**Working data:**
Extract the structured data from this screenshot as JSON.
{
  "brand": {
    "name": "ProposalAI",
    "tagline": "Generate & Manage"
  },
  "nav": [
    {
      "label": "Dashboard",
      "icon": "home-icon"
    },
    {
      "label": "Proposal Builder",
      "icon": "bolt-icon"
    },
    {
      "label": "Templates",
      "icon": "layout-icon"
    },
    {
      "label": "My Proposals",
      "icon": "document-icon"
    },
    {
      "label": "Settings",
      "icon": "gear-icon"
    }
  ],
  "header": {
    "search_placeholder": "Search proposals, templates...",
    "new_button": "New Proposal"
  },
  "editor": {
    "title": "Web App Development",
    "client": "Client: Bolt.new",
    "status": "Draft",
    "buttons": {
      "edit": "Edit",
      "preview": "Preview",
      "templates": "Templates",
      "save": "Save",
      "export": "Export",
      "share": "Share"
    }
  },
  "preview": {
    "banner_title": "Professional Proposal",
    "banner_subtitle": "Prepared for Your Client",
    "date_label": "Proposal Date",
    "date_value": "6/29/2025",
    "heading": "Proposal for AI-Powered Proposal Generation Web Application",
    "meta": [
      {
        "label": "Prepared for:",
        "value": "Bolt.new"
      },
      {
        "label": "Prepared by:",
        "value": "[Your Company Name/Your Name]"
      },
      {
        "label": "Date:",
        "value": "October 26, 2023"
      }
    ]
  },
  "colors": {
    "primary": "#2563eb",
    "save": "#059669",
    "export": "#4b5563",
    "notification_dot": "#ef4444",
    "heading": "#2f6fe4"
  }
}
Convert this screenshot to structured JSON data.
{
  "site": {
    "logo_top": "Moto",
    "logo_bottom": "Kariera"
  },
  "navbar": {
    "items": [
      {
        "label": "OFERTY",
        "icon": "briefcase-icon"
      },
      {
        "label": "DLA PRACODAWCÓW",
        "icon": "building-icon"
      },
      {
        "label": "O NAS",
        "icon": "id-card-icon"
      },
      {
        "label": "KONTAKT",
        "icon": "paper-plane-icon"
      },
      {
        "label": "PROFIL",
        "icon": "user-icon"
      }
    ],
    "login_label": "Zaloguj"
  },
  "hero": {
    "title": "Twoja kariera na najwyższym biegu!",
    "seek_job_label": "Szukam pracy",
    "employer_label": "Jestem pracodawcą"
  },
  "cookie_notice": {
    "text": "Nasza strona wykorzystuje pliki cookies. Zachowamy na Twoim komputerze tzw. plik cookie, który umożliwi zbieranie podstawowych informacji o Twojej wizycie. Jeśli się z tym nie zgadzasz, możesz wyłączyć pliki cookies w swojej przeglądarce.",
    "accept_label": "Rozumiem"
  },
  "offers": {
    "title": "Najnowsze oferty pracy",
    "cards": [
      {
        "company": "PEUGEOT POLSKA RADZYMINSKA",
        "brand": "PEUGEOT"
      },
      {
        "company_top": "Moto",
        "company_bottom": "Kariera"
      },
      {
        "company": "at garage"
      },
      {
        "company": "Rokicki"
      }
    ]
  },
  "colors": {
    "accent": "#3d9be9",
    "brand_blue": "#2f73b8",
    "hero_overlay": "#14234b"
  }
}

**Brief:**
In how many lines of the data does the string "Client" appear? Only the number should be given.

**Exercise response:**
2